WHAT IS REQUIRED: This task calls for copying each line below that contains "views".

DATA FOR THIS EXERCISE:
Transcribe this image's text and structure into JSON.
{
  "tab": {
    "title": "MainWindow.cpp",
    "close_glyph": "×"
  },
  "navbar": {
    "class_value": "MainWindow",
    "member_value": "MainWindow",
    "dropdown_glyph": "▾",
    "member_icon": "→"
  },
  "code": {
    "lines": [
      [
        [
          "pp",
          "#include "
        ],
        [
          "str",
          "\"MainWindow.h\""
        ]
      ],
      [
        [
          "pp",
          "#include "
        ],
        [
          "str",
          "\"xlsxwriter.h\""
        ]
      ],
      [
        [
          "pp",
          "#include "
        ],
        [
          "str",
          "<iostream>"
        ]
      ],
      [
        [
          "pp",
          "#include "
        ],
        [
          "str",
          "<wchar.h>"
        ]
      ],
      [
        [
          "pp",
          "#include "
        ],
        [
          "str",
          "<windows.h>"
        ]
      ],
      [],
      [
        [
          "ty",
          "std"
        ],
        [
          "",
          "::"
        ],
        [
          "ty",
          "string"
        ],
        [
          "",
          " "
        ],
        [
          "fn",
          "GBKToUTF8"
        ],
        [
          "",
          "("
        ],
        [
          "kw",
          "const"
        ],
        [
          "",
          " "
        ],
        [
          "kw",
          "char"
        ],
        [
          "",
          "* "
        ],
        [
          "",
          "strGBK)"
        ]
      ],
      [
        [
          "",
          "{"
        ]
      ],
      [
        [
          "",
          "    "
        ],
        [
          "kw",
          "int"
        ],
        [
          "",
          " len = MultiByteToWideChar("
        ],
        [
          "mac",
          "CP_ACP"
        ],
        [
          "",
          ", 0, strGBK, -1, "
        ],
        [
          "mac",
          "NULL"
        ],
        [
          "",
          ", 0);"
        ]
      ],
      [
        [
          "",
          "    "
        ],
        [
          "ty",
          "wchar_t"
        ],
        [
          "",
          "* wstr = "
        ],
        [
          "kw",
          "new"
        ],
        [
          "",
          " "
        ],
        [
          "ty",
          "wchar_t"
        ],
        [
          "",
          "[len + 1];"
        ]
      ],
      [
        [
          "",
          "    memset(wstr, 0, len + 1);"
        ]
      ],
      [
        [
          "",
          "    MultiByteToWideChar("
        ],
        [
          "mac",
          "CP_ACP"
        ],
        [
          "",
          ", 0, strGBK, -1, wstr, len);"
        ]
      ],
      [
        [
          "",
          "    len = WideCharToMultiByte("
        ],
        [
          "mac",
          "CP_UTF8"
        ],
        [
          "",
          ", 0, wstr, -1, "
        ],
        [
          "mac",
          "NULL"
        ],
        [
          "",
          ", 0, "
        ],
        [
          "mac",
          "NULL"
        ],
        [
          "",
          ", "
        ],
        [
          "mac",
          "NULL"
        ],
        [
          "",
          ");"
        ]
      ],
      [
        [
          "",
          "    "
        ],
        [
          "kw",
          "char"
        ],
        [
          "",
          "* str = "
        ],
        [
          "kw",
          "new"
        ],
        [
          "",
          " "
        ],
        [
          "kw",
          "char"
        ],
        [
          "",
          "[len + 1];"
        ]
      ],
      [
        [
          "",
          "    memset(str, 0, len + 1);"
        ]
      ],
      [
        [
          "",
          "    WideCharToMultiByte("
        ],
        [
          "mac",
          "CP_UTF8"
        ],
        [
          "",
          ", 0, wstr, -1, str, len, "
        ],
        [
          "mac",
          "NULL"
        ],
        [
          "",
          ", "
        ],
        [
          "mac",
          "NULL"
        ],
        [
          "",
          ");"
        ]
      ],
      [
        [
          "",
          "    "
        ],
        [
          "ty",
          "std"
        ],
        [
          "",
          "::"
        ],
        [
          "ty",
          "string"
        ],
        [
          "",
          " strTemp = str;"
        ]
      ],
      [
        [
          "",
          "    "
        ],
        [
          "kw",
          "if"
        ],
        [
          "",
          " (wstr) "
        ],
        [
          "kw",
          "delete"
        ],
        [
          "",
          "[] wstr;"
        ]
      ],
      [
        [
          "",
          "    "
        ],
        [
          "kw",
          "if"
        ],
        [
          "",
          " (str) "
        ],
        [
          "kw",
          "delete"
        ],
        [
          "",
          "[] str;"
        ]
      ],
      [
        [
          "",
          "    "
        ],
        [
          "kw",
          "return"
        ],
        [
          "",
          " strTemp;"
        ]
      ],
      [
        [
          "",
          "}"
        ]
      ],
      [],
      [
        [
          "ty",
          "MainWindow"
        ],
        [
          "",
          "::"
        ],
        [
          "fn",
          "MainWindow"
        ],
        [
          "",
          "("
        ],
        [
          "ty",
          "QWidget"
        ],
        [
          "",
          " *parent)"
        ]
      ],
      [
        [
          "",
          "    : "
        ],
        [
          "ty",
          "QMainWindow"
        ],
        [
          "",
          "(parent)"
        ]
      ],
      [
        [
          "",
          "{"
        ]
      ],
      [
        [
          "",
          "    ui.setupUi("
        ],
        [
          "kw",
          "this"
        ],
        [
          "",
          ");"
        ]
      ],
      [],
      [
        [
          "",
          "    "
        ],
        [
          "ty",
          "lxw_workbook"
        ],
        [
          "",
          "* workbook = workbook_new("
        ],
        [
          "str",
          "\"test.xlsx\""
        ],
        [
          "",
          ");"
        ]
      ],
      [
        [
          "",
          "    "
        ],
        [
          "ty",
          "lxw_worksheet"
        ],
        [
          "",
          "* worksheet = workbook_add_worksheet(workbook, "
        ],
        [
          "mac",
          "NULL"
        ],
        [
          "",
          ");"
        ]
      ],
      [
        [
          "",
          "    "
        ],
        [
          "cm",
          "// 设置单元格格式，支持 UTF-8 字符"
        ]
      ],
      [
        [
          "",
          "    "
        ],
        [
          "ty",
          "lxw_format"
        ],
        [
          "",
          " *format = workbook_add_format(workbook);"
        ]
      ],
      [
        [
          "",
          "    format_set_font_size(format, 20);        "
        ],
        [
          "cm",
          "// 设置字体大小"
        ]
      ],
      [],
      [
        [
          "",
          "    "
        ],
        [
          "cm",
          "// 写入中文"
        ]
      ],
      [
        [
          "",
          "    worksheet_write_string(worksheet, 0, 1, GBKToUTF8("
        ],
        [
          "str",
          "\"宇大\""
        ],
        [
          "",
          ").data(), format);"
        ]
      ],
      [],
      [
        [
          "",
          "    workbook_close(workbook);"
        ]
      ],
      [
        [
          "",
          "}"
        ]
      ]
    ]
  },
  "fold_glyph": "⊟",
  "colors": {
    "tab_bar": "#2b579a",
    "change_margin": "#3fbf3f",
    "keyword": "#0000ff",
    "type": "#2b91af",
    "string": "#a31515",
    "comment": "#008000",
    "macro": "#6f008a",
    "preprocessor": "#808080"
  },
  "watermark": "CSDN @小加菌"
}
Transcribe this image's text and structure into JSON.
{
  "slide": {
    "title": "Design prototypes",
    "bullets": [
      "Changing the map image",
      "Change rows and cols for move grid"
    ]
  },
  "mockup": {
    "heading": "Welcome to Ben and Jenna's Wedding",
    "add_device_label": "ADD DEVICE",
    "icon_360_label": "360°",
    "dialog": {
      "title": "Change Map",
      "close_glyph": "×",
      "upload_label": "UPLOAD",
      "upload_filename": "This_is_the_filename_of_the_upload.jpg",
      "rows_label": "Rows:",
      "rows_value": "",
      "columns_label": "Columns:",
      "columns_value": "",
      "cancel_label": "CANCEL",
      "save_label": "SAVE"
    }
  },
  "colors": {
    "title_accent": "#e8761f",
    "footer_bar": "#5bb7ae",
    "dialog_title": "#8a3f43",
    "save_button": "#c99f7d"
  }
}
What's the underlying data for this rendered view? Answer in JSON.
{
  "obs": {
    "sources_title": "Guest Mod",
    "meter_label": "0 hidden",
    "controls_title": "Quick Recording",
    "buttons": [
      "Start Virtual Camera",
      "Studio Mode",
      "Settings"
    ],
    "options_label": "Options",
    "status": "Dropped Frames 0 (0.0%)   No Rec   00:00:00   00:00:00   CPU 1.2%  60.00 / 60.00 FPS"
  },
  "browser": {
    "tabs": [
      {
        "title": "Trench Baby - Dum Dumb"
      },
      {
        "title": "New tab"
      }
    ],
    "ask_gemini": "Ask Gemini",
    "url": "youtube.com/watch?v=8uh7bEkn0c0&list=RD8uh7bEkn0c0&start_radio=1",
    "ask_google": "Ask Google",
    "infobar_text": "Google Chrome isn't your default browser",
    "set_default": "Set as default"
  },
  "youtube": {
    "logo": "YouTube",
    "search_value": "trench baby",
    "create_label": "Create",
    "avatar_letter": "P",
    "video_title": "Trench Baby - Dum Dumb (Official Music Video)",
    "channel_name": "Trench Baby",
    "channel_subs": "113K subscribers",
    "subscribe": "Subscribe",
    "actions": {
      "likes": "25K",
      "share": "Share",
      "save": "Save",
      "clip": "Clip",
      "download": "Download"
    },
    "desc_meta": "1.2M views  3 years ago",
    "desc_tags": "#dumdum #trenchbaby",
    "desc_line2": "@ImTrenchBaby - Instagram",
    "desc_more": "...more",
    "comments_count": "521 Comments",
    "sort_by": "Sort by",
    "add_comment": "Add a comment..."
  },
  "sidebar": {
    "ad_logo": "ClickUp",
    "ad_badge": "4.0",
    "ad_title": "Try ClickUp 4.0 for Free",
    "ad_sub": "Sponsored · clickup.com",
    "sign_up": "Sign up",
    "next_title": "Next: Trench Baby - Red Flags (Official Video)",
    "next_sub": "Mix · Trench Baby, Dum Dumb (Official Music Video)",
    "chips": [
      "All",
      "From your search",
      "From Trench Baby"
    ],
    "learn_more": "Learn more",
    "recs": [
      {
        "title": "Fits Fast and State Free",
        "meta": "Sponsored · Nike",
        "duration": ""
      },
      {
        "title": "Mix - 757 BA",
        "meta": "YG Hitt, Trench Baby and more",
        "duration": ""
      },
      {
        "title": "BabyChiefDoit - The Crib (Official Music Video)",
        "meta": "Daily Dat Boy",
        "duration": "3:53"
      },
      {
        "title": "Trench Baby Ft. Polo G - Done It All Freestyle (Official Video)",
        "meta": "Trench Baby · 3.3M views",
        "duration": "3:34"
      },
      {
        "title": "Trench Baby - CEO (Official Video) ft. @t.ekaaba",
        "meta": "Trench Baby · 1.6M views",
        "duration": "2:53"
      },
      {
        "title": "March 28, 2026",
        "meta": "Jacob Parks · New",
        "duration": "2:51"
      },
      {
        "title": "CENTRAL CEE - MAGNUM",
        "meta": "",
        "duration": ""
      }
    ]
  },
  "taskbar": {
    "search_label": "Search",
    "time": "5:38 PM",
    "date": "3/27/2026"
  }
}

OUTPUT FOR THIS EXERCISE:
    "desc_meta": "1.2M views  3 years ago",
        "meta": "Trench Baby · 3.3M views",
        "meta": "Trench Baby · 1.6M views",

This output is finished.